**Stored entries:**
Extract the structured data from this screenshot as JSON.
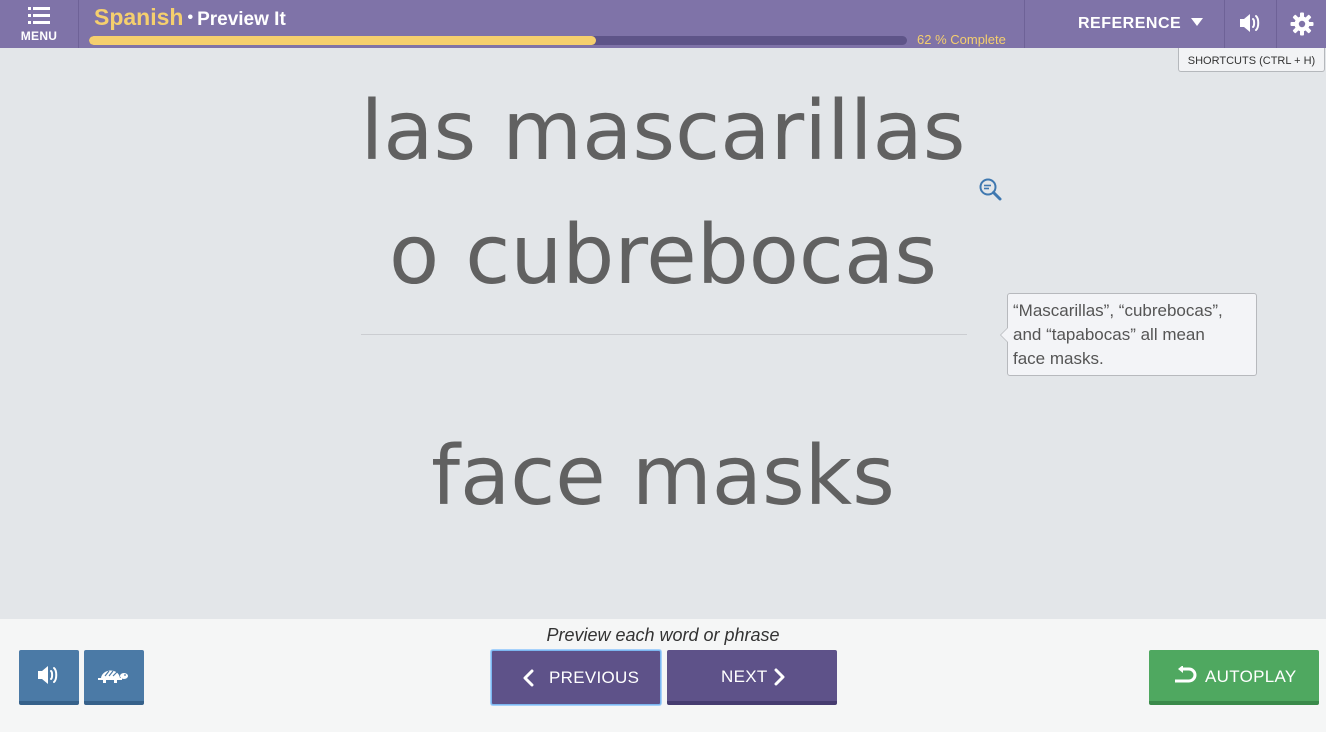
{
  "header": {
    "menu_label": "MENU",
    "language": "Spanish",
    "separator": "•",
    "mode": "Preview It",
    "progress_fraction": 0.62,
    "progress_text": "62 % Complete",
    "reference_label": "REFERENCE",
    "shortcuts_label": "SHORTCUTS (CTRL + H)"
  },
  "card": {
    "term_line1": "las mascarillas",
    "term_line2": "o cubrebocas",
    "translation": "face masks",
    "note_line1": "“Mascarillas”, “cubrebocas”,",
    "note_line2": "and “tapabocas” all mean",
    "note_line3": "face masks."
  },
  "footer": {
    "instruction": "Preview each word or phrase",
    "previous_label": "PREVIOUS",
    "next_label": "NEXT",
    "autoplay_label": "AUTOPLAY"
  },
  "icons": {
    "menu": "menu-list-icon",
    "reference_caret": "caret-down-icon",
    "sound": "speaker-icon",
    "settings": "gear-icon",
    "zoom": "magnifier-icon",
    "slow": "turtle-icon",
    "previous": "chevron-left-icon",
    "next": "chevron-right-icon",
    "autoplay": "loop-icon"
  },
  "colors": {
    "header_bg": "#7f73a8",
    "accent_yellow": "#f5cf6e",
    "nav_button": "#5e5289",
    "audio_button": "#4b7aa6",
    "autoplay_button": "#4fa860",
    "text_gray": "#616161"
  }
}
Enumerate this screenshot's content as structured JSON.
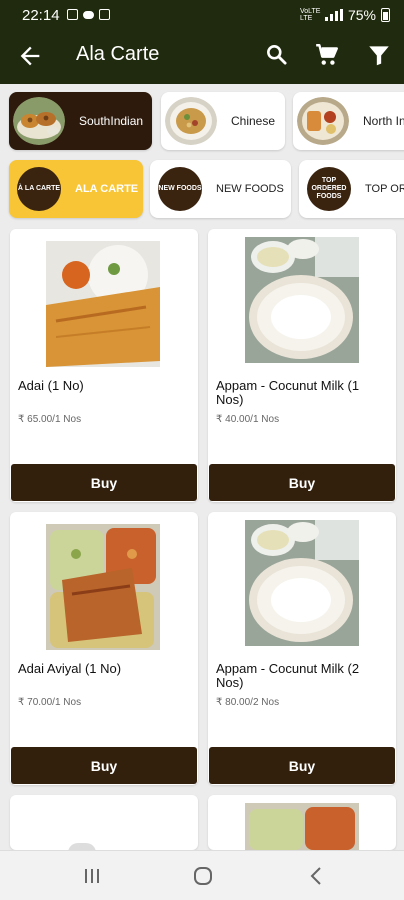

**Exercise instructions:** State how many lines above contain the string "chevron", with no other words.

**Result:** 2